Emotionally I am back in Rosemary this morning. Alvin’s funeral will be this afternoon. I wish I could be there. I give thanks for the roots I have in Rosemary, Alberta. And I ponder how our “roots” still keep us connected in invisible ways to the place of our beginnings -- long after we think we have left them behind. Do any of you identify with having tenuous, and yet strong roots to home?
'‘Tis a New Year. We have laid the old year to rest, with some regrets, but with a feeling that there was more to celebrate than there was to wish away. I basically don’t make New Years resolutions. Either I am too lazy to make them, or maybe realize that I won’t keep them anyway. But, based on my experience a few weeks ago, I am pondering the need for some remedial social awareness. I have never really followed youth culture, and need to confess that I am totally out of touch with the realities of that world – technologically and musically. Can someone my age really change? Should someone my age make any resolutions at all?

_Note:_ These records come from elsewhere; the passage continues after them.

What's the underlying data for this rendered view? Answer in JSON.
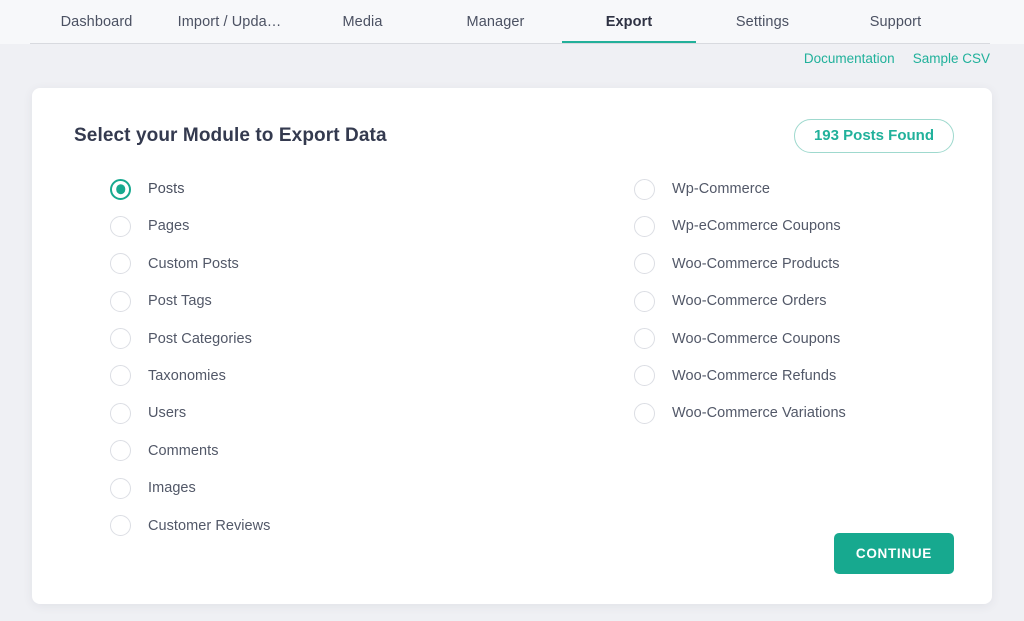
{
  "nav": {
    "tabs": [
      {
        "label": "Dashboard",
        "active": false
      },
      {
        "label": "Import / Upda…",
        "active": false
      },
      {
        "label": "Media",
        "active": false
      },
      {
        "label": "Manager",
        "active": false
      },
      {
        "label": "Export",
        "active": true
      },
      {
        "label": "Settings",
        "active": false
      },
      {
        "label": "Support",
        "active": false
      }
    ],
    "active_underline_color": "#22b09a"
  },
  "quicklinks": [
    {
      "label": "Documentation"
    },
    {
      "label": "Sample CSV"
    }
  ],
  "card": {
    "title": "Select your Module to Export Data",
    "badge": "193 Posts Found",
    "badge_color": "#21b19b"
  },
  "modules": {
    "left": [
      {
        "label": "Posts",
        "selected": true
      },
      {
        "label": "Pages",
        "selected": false
      },
      {
        "label": "Custom Posts",
        "selected": false
      },
      {
        "label": "Post Tags",
        "selected": false
      },
      {
        "label": "Post Categories",
        "selected": false
      },
      {
        "label": "Taxonomies",
        "selected": false
      },
      {
        "label": "Users",
        "selected": false
      },
      {
        "label": "Comments",
        "selected": false
      },
      {
        "label": "Images",
        "selected": false
      },
      {
        "label": "Customer Reviews",
        "selected": false
      }
    ],
    "right": [
      {
        "label": "Wp-Commerce",
        "selected": false
      },
      {
        "label": "Wp-eCommerce Coupons",
        "selected": false
      },
      {
        "label": "Woo-Commerce Products",
        "selected": false
      },
      {
        "label": "Woo-Commerce Orders",
        "selected": false
      },
      {
        "label": "Woo-Commerce Coupons",
        "selected": false
      },
      {
        "label": "Woo-Commerce Refunds",
        "selected": false
      },
      {
        "label": "Woo-Commerce Variations",
        "selected": false
      }
    ]
  },
  "footer": {
    "continue_label": "CONTINUE",
    "continue_color": "#17a98f"
  }
}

My burning light moment of “out of touch-ness” happened several weeks ago. I confess that I had no clue. Maybe it’s my age. Maybe I just got stuck in the past. Maybe I’m just oblivious to the contemporary scene. I had no clue who I was playing hockey with.
Our son Mark invited us over for a visit in Kitchener. We wanted to catch up on the trip Rachel and Mark had just returned from – a trip to Europe to visit their daughter Lorena who is studying in France. Mark specifically invited us for a Tuesday visit. Tuesdays is when he plays hockey with a bunch of other clergy – an ecumenical group of hockey enthusiasts. They play in Tavistock every Tuesday morning. Mark invited me to play hockey with them.
I soon realize that I am by far the oldest one there – most retired clergy know when to hang up their skates. But I am warmly welcomed anyway. Coming to the arena I did notice a big black vehicle and several people in official looking uniforms – maybe guards of some kind. I payed no attention. The comaraderie in the dressing room was welcoming. These clergy though are mostly quite young. What am I doing here? One of these young clergy is quite exuberant. He is in the far corner. At one time he even starts singing. I like the spunk these soon to be teammates on the ice show.
We warm up on the ice. Then I’m told that they always start each game with a prayer. Maybe clergymen also need to remind themselves that they should not get overly competitive. This young man who had started singing in the dressing room now launched out in a loud, enthusiastic prayer. Time to play hockey.
These young clergy are way faster than I am. It turns out that I am on the same team as the “singer-prayer”. He is actually a rather good hockey player. He scores a few goals. I don’t.
The game finishes. Mark and I head back to Kitchener, chatting happily, feeling good about the physical exertion just expended.
Sometime later I get an email from Mark. “Do you know who we were playing hockey with yesterday? Do you know who the “prayer” was? It was Justin Bieber.
My only consolation in not recognizing Justin Bieber was that Mark didn’t recognize him either. Maybe I need to include my son in a joint program (resolution?) to include remedial social awareness in “our” journey into 2019.